MILAN -- Mike Manley’s first week as CEO of Fiat Chrysler Automobiles is shaping up to be a big one.
Manley, the head of the company’s Jeep and Ram division, was thrust into the spotlight on Saturday when he was named CEO to replace Sergio Marchionne, 66, whose health declined suddenly and unexpectedly after shoulder surgery. Italian news agency Ansa said Marchionne's condition is "irreversible." He is in intensive care in a Zurich hospital following complications from shoulder surgery.
Manley has just days to prepare for the automaker's quarterly results presentation on Wednesday, an event investors will use to size up the new CEO and assess his plan to fill Marchionne’s shoes.
"People are going to wonder -- the products are there, the decisions have been made, but who’s going to be driving the strategic options?" said Brian Johnson, an analyst at Barclays. If there are deals to be made for Magneti Marelli, the parts unit set to be spun off to shareholders, for example, "Who's on point for that?"
Manley, 54, will meet with Fiat Chrysler’s top managers in Turin, Italy, on Monday for a group executive council meeting, according to people familiar with the matter. The meeting was already scheduled but takes on added significance since it will mark the beginning of his era, said the people, who asked not to be named discussing private information.
Fiat Chrysler said British-born Manley would pursue the strategy that Marchionne outlined on June 1 to keep the world's seventh-largest automaker competitive in the absence of a merger. The automaker has pledged to increase production of SUVs and invest in electric and hybrid cars to double operating profit by 2022. It also unveiled bold targets for Jeep, which has become FCA's ticket to creating a high-margin brand with global appeal.

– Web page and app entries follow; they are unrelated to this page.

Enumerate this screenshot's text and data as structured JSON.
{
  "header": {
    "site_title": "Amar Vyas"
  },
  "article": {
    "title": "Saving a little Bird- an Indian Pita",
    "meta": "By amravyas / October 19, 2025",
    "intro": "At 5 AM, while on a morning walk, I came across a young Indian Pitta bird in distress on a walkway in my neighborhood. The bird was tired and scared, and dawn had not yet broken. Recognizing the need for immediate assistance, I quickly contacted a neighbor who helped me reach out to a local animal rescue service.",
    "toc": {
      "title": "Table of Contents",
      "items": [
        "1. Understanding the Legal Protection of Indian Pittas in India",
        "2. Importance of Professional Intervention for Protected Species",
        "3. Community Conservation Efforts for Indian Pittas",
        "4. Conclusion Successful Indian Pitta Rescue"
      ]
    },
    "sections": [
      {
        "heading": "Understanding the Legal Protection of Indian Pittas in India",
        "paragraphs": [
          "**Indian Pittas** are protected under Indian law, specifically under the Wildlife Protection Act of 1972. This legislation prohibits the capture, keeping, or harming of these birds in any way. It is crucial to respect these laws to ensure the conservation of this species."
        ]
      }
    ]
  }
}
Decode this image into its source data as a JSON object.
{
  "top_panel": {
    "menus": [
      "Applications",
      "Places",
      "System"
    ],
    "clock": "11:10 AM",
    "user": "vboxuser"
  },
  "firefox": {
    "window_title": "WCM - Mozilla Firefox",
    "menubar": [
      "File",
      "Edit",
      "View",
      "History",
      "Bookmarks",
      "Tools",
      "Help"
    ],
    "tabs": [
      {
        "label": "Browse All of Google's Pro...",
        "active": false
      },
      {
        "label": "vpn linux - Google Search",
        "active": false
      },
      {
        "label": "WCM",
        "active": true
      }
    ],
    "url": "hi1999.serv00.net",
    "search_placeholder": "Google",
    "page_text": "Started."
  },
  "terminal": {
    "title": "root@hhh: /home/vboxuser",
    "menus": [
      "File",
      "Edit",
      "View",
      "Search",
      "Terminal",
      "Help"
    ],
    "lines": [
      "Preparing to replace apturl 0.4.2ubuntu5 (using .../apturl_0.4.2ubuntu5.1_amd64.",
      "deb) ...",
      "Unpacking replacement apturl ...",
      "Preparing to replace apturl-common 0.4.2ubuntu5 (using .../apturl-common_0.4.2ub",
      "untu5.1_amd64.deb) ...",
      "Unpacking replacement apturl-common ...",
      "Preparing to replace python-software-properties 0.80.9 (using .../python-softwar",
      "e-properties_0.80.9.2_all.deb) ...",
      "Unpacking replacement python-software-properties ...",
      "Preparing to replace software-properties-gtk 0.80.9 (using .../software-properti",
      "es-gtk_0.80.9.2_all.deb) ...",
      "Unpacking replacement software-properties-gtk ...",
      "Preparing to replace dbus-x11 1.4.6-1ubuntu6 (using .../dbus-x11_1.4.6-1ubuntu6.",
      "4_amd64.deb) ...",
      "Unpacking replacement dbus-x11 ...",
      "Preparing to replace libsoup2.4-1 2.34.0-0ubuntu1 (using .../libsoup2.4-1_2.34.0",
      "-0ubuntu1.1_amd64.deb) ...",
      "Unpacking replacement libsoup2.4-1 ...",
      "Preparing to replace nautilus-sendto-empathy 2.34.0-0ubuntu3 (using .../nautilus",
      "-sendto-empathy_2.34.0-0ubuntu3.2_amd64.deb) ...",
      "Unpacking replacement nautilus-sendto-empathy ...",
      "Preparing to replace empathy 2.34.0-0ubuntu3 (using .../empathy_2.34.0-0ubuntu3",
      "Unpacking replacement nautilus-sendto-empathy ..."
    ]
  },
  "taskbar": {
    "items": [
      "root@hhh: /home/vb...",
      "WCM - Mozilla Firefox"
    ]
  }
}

Analysts said that choosing Manley, under whose watch Jeep's sales surged fourfold, sent a clear message that FCA was staying on course and would keep the Jeep brand at the heart of its growth plan. "Manley knows that his primary focus is on execution and that, already, he has a strategy into which his team has bought," said George Galliers, an analyst at Evercore ISI. "There is no reason the 2022 plan cannot be executed."
Under Manley, the company is expected to sharpen its focus on revamping individual brands, including ailing Fiat in Europe, Chrysler in the United States and Alfa Romeo, which has yet to turn a profit despite multibillion-euro investments. FCA's profitability in Europe is only gradually recovering. The company has yet to make significant inroads in China and it relies on North America for three-fourths of profits just as that market is expected to come off its peaks.
Manley has been head of Fiat Chrysler's Jeep brand since 2009, the linchpin in the company’s plan to double profit in the next five years. Already, the Jeep and Ram vehicles he oversaw were responsible for 67 percent of total U.S. volume in 2017, according to Bloomberg Intelligence. Analysts estimate that Jeep alone could be worth the entire market value of Fiat Chrysler.
Marchionne had been set to retire in April 2019. His unexpected illness accelerated the timeline for a decision on succession that was already seen as a crossroads for the company.